April 2, 2005
We’ve been trying to buy a house recently, and have come across the concept of agents double-ending a deal: being both the seller’s agent and the buyer’s agent. That’s legal in California but considered unethical, because it’s a conflict of interest.
I don’t think the phrase conflict of interest applies here. That’s normally used when your interests conflict with, say, your company’s. Maybe you’re in charge of choosing an accounting firm and one of the options is the firm your wife owns.
I would prefer the term conflict of goals. That certainly applies to lawyers. The goal of the plaintiff’s lawyer is to have the plaintiff win, and the goal of the defendant’s lawyer is to have the defendant win. Since only one of those is possible, it doesn’t work to use the same lawyer for both.
Let’s look at the goals involved in bidding for a house. First, the goals of the seller: firstly to have the house sell at all, secondly to have it sell for as much as possible, and thirdly to have it sell soon. The goals of the seller’s agent are identical, since the agent only makes the commission if the house sells, makes the most commission if the house sells for the most money, and they can move on to the next house only when this house sells, so they want it sold soon. (Maybe they would switch goals 2 and 3, preferring to have it sell sooner at a lower price, since they only suffer 3% of the lost sale price.)
The goals of the buyer’s agent are identical to those of the seller’s agent: have their client actually be the one who purchases the house (requiring a very high bid), have the house sell for the most money (to make the highest commission), and have their client buy a house sooner rather than later (meaning bid more right away). The only person with different goals is the buyer, who wants to spend little as possible (e.g., not pay $50k more than necessary).
So there’s really no conflict of goals between the seller’s agent and the buyer’s agent, and they may as well be the same person. In fact, the combined agent will have extra incentive to sell to their own client, since they will make double the commission, so they may even lower the commission to 5% if the seller agrees to accept their client’s bid. The seller wins (he pays a lower commission), the agent wins (he gets 5% instead of 3%), and the buyer wins (he gets the house). The other buyers lose, but it’s their fault for not hiring the seller’s agent first.
There’s another advantage to hiring the seller’s agent: there’s no fooling yourself about whose side he’s on. Buyers often believe that their agent is somehow on their side; that their agent’s goals are the same as their own. But the buyer’s agent is actually on the side of the seller, and hiring a single agent makes that perfectly clear.
Jennifer raises the objection that the double-ending agent will be tempted to lie. For example, if their client’s bid is $750k, and that’s the highest they can afford, and a competing bid comes in for $760k, the agent could silently drop that bid into the trash. No one involved would know, and the agent would be $15k richer. (The seller would be $2k poorer.) Would an agent break the law for $15k? Sure. The loser in that case is the seller, so it’s up to him to make sure he’s there when all bids are submitted.

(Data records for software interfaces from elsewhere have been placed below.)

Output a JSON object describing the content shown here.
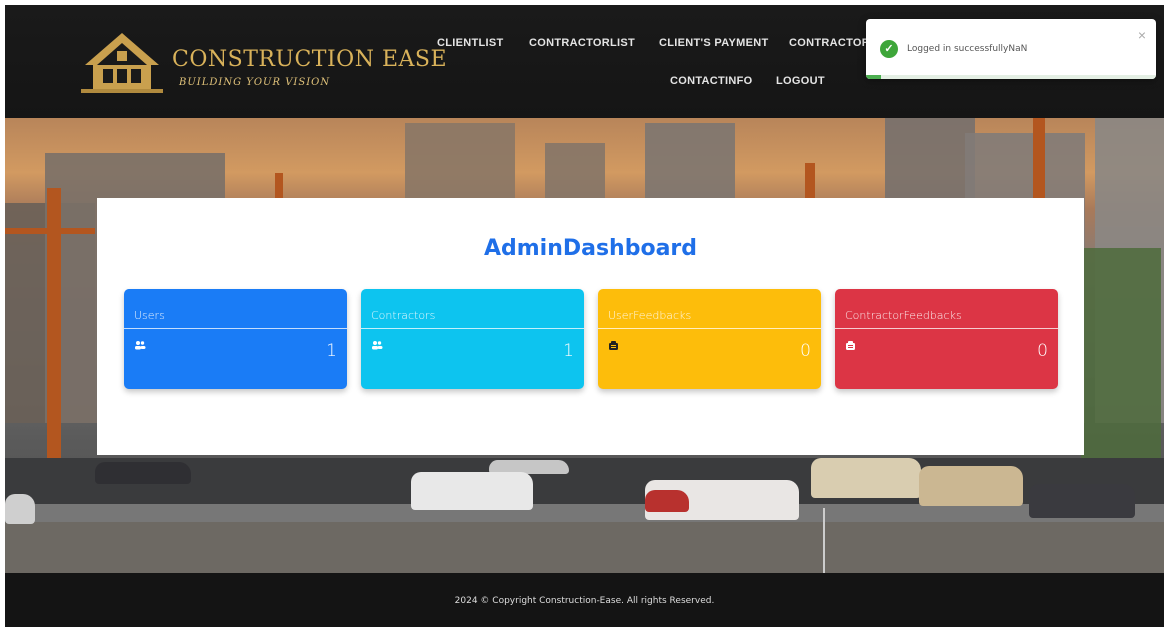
{
  "brand": {
    "name": "CONSTRUCTION EASE",
    "tagline": "BUILDING YOUR VISION"
  },
  "nav": {
    "items": [
      {
        "label": "CLIENTLIST"
      },
      {
        "label": "CONTRACTORLIST"
      },
      {
        "label": "CLIENT'S PAYMENT"
      },
      {
        "label": "CONTRACTORS"
      },
      {
        "label": "CONTACTINFO"
      },
      {
        "label": "LOGOUT"
      }
    ]
  },
  "dashboard": {
    "title": "AdminDashboard",
    "cards": [
      {
        "label": "Users",
        "value": "1",
        "icon": "users-icon",
        "color": "#1a7cf6"
      },
      {
        "label": "Contractors",
        "value": "1",
        "icon": "users-icon",
        "color": "#0dc4ef"
      },
      {
        "label": "UserFeedbacks",
        "value": "0",
        "icon": "feedback-icon",
        "color": "#fdbd0b"
      },
      {
        "label": "ContractorFeedbacks",
        "value": "0",
        "icon": "feedback-icon",
        "color": "#dc3545"
      }
    ]
  },
  "footer": {
    "copyright": "2024 © Copyright Construction-Ease. All rights Reserved."
  },
  "toast": {
    "message": "Logged in successfullyNaN",
    "close": "×",
    "progress": 0.05
  },
  "colors": {
    "accent": "#1f6fe8",
    "gold": "#d9b25a",
    "header": "#1a1a1a"
  }
}
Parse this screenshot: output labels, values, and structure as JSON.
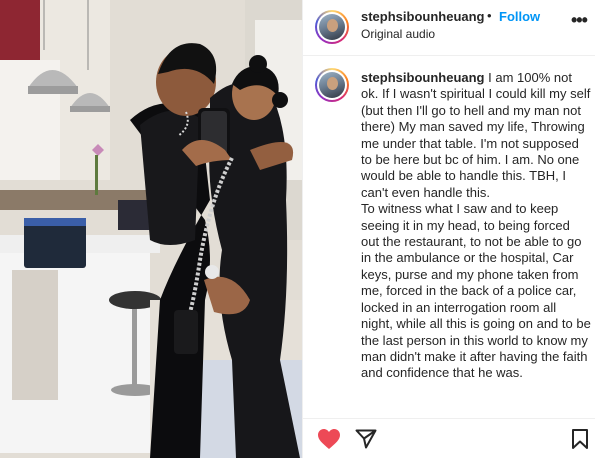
{
  "post": {
    "username": "stephsibounheuang",
    "separator": "•",
    "follow_label": "Follow",
    "audio": "Original audio",
    "more_label": "•••"
  },
  "caption": {
    "username": "stephsibounheuang",
    "paragraph1": "I am 100% not ok. If I wasn't spiritual I could kill my self (but then I'll go to hell and my man not there) My man saved my life, Throwing me under that table. I'm not supposed to be here but bc of him. I am. No one would be able to handle this. TBH, I can't even handle this.",
    "paragraph2": "To witness what I saw and to keep seeing it in my head, to being forced out the restaurant, to not be able to go in the ambulance or the hospital, Car keys, purse and my phone taken from me, forced in the back of a police car, locked in an interrogation room all night, while all this is going on and to be the last person in this world to know my man didn't make it after having the faith and confidence that he was."
  },
  "icons": {
    "like": "heart-icon",
    "share": "paper-plane-icon",
    "save": "bookmark-icon",
    "more": "ellipsis-icon"
  },
  "colors": {
    "like": "#ed4956",
    "follow": "#0095f6",
    "text": "#262626"
  }
}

(There may be other problems I don’t know about. For example, what happens if there’s a genuine disagreement during the escrow process? Whose side would the agent take? Probably the seller’s, so the buyer takes a risk in doing this.)
So far we have our own buyer’s agent, but we keep getting advice to drop our agent and just hire whatever agent is selling the house we’re interested in. I don’t know if we’ll have the guts to do this. Maybe we need to lose a few more bids first. But the analysis is interesting anyway.